Cafe comeback: Toronto is rolling out improvements to CafeTo, its outdoor dining program. Mayor Chow announced that restaurants will be fast-tracked for approval, the city will be developing new, easier application forms, and curb-lane patios will be ready by Victoria Day (that’s May 20th for all of ye Yankee milquetoasts that don’t honor the beloved sovereign and mother of the confederation, Queen Victoria.)
An ULEZ of Stockholm’s own: Sweden’s capital city is rolling out a low emission zone in its downtown. Many gas and diesel cars will be banned by late 2024, with only EVs and high emission standard petrol vehicles allowed (plus bikes and feet and whatnot.) Unlike London’s program, there is no toll that a polluting motorist can pay to enter, they’ll just have to take the train.

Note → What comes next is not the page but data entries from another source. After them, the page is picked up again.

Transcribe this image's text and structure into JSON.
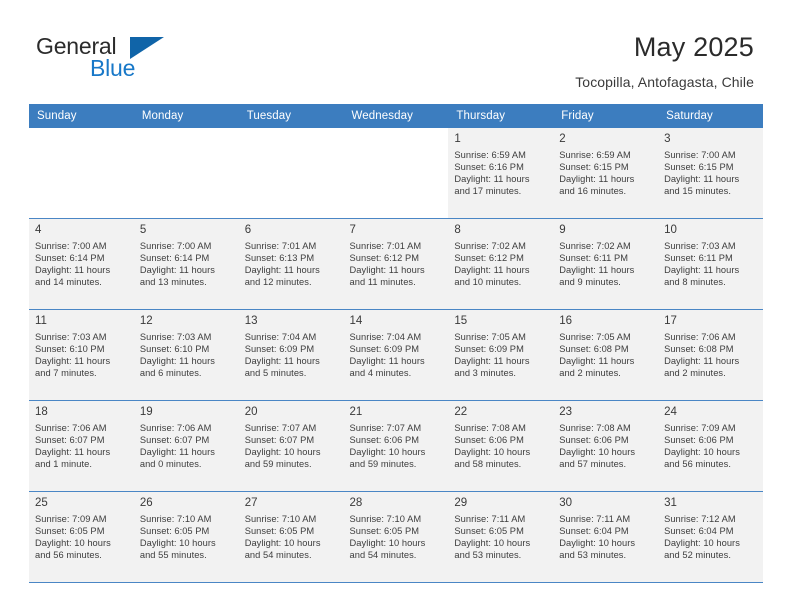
{
  "brand": {
    "name_part1": "General",
    "name_part2": "Blue",
    "accent_color": "#1878c8",
    "triangle_color": "#1064a8",
    "logo_icon": "triangle-flag-icon"
  },
  "header": {
    "title": "May 2025",
    "subtitle": "Tocopilla, Antofagasta, Chile"
  },
  "theme": {
    "header_row_bg": "#3c7dbf",
    "header_row_text": "#ffffff",
    "row_divider": "#4a86c5",
    "shaded_cell_bg": "#f2f2f2",
    "body_text": "#3d3d3d"
  },
  "labels": {
    "sunrise_prefix": "Sunrise:",
    "sunset_prefix": "Sunset:",
    "daylight_prefix": "Daylight:"
  },
  "weekday_headers": [
    "Sunday",
    "Monday",
    "Tuesday",
    "Wednesday",
    "Thursday",
    "Friday",
    "Saturday"
  ],
  "weeks": [
    [
      {
        "day": "",
        "line1": "",
        "line2": "",
        "line3": "",
        "line4": "",
        "shaded": false
      },
      {
        "day": "",
        "line1": "",
        "line2": "",
        "line3": "",
        "line4": "",
        "shaded": false
      },
      {
        "day": "",
        "line1": "",
        "line2": "",
        "line3": "",
        "line4": "",
        "shaded": false
      },
      {
        "day": "",
        "line1": "",
        "line2": "",
        "line3": "",
        "line4": "",
        "shaded": false
      },
      {
        "day": "1",
        "line1": "Sunrise: 6:59 AM",
        "line2": "Sunset: 6:16 PM",
        "line3": "Daylight: 11 hours",
        "line4": "and 17 minutes.",
        "shaded": true
      },
      {
        "day": "2",
        "line1": "Sunrise: 6:59 AM",
        "line2": "Sunset: 6:15 PM",
        "line3": "Daylight: 11 hours",
        "line4": "and 16 minutes.",
        "shaded": true
      },
      {
        "day": "3",
        "line1": "Sunrise: 7:00 AM",
        "line2": "Sunset: 6:15 PM",
        "line3": "Daylight: 11 hours",
        "line4": "and 15 minutes.",
        "shaded": true
      }
    ],
    [
      {
        "day": "4",
        "line1": "Sunrise: 7:00 AM",
        "line2": "Sunset: 6:14 PM",
        "line3": "Daylight: 11 hours",
        "line4": "and 14 minutes.",
        "shaded": true
      },
      {
        "day": "5",
        "line1": "Sunrise: 7:00 AM",
        "line2": "Sunset: 6:14 PM",
        "line3": "Daylight: 11 hours",
        "line4": "and 13 minutes.",
        "shaded": true
      },
      {
        "day": "6",
        "line1": "Sunrise: 7:01 AM",
        "line2": "Sunset: 6:13 PM",
        "line3": "Daylight: 11 hours",
        "line4": "and 12 minutes.",
        "shaded": true
      },
      {
        "day": "7",
        "line1": "Sunrise: 7:01 AM",
        "line2": "Sunset: 6:12 PM",
        "line3": "Daylight: 11 hours",
        "line4": "and 11 minutes.",
        "shaded": true
      },
      {
        "day": "8",
        "line1": "Sunrise: 7:02 AM",
        "line2": "Sunset: 6:12 PM",
        "line3": "Daylight: 11 hours",
        "line4": "and 10 minutes.",
        "shaded": true
      },
      {
        "day": "9",
        "line1": "Sunrise: 7:02 AM",
        "line2": "Sunset: 6:11 PM",
        "line3": "Daylight: 11 hours",
        "line4": "and 9 minutes.",
        "shaded": true
      },
      {
        "day": "10",
        "line1": "Sunrise: 7:03 AM",
        "line2": "Sunset: 6:11 PM",
        "line3": "Daylight: 11 hours",
        "line4": "and 8 minutes.",
        "shaded": true
      }
    ],
    [
      {
        "day": "11",
        "line1": "Sunrise: 7:03 AM",
        "line2": "Sunset: 6:10 PM",
        "line3": "Daylight: 11 hours",
        "line4": "and 7 minutes.",
        "shaded": true
      },
      {
        "day": "12",
        "line1": "Sunrise: 7:03 AM",
        "line2": "Sunset: 6:10 PM",
        "line3": "Daylight: 11 hours",
        "line4": "and 6 minutes.",
        "shaded": true
      },
      {
        "day": "13",
        "line1": "Sunrise: 7:04 AM",
        "line2": "Sunset: 6:09 PM",
        "line3": "Daylight: 11 hours",
        "line4": "and 5 minutes.",
        "shaded": true
      },
      {
        "day": "14",
        "line1": "Sunrise: 7:04 AM",
        "line2": "Sunset: 6:09 PM",
        "line3": "Daylight: 11 hours",
        "line4": "and 4 minutes.",
        "shaded": true
      },
      {
        "day": "15",
        "line1": "Sunrise: 7:05 AM",
        "line2": "Sunset: 6:09 PM",
        "line3": "Daylight: 11 hours",
        "line4": "and 3 minutes.",
        "shaded": true
      },
      {
        "day": "16",
        "line1": "Sunrise: 7:05 AM",
        "line2": "Sunset: 6:08 PM",
        "line3": "Daylight: 11 hours",
        "line4": "and 2 minutes.",
        "shaded": true
      },
      {
        "day": "17",
        "line1": "Sunrise: 7:06 AM",
        "line2": "Sunset: 6:08 PM",
        "line3": "Daylight: 11 hours",
        "line4": "and 2 minutes.",
        "shaded": true
      }
    ],
    [
      {
        "day": "18",
        "line1": "Sunrise: 7:06 AM",
        "line2": "Sunset: 6:07 PM",
        "line3": "Daylight: 11 hours",
        "line4": "and 1 minute.",
        "shaded": true
      },
      {
        "day": "19",
        "line1": "Sunrise: 7:06 AM",
        "line2": "Sunset: 6:07 PM",
        "line3": "Daylight: 11 hours",
        "line4": "and 0 minutes.",
        "shaded": true
      },
      {
        "day": "20",
        "line1": "Sunrise: 7:07 AM",
        "line2": "Sunset: 6:07 PM",
        "line3": "Daylight: 10 hours",
        "line4": "and 59 minutes.",
        "shaded": true
      },
      {
        "day": "21",
        "line1": "Sunrise: 7:07 AM",
        "line2": "Sunset: 6:06 PM",
        "line3": "Daylight: 10 hours",
        "line4": "and 59 minutes.",
        "shaded": true
      },
      {
        "day": "22",
        "line1": "Sunrise: 7:08 AM",
        "line2": "Sunset: 6:06 PM",
        "line3": "Daylight: 10 hours",
        "line4": "and 58 minutes.",
        "shaded": true
      },
      {
        "day": "23",
        "line1": "Sunrise: 7:08 AM",
        "line2": "Sunset: 6:06 PM",
        "line3": "Daylight: 10 hours",
        "line4": "and 57 minutes.",
        "shaded": true
      },
      {
        "day": "24",
        "line1": "Sunrise: 7:09 AM",
        "line2": "Sunset: 6:06 PM",
        "line3": "Daylight: 10 hours",
        "line4": "and 56 minutes.",
        "shaded": true
      }
    ],
    [
      {
        "day": "25",
        "line1": "Sunrise: 7:09 AM",
        "line2": "Sunset: 6:05 PM",
        "line3": "Daylight: 10 hours",
        "line4": "and 56 minutes.",
        "shaded": true
      },
      {
        "day": "26",
        "line1": "Sunrise: 7:10 AM",
        "line2": "Sunset: 6:05 PM",
        "line3": "Daylight: 10 hours",
        "line4": "and 55 minutes.",
        "shaded": true
      },
      {
        "day": "27",
        "line1": "Sunrise: 7:10 AM",
        "line2": "Sunset: 6:05 PM",
        "line3": "Daylight: 10 hours",
        "line4": "and 54 minutes.",
        "shaded": true
      },
      {
        "day": "28",
        "line1": "Sunrise: 7:10 AM",
        "line2": "Sunset: 6:05 PM",
        "line3": "Daylight: 10 hours",
        "line4": "and 54 minutes.",
        "shaded": true
      },
      {
        "day": "29",
        "line1": "Sunrise: 7:11 AM",
        "line2": "Sunset: 6:05 PM",
        "line3": "Daylight: 10 hours",
        "line4": "and 53 minutes.",
        "shaded": true
      },
      {
        "day": "30",
        "line1": "Sunrise: 7:11 AM",
        "line2": "Sunset: 6:04 PM",
        "line3": "Daylight: 10 hours",
        "line4": "and 53 minutes.",
        "shaded": true
      },
      {
        "day": "31",
        "line1": "Sunrise: 7:12 AM",
        "line2": "Sunset: 6:04 PM",
        "line3": "Daylight: 10 hours",
        "line4": "and 52 minutes.",
        "shaded": true
      }
    ]
  ]
}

No free lunch, no free trains: After a decade of operations, it’s time to conclude that Estonia’s free transit program has been a failure. Instead of juicing ridership, transit mode share fell from 40% to 30%, while driving jumped by that same ten percentage points. Interestingly enough, the decline in transit use has been most pronounced among the city’s poorest riders, the users the policy was most intended to help. The money spent on subsidizing fares would probably be better spent instead increasing service in the city’s booming suburbs, where growth in local jobs has meant it’s harder to get to employment on transit than it was a decade earlier.
A few good links: CA Gov. Newsom signs much-needed bill permitting automated speed cameras. Midwestern grocer Hy-Vee begins piloting automated micro-fulfillment centers to improve its online delivery orders. Great CityLab panel on the power of the humble bus. Amazon is integrating its drone-based delivery service into more of its operations. Weigh in on LA County’s new bike master plan. Lagos’ new metro line begins full service. (See it in action.) Over half of the tracks in Boston’s new Green Line service was laid at the wrong width and will need to be redone — any word from the prime contractor? Meet an adorable three wheeled ice cream moped (why didn’t this make it into the cargo bike report?!)
Until next week!
- Jonah Bliss & The Curbivore Crew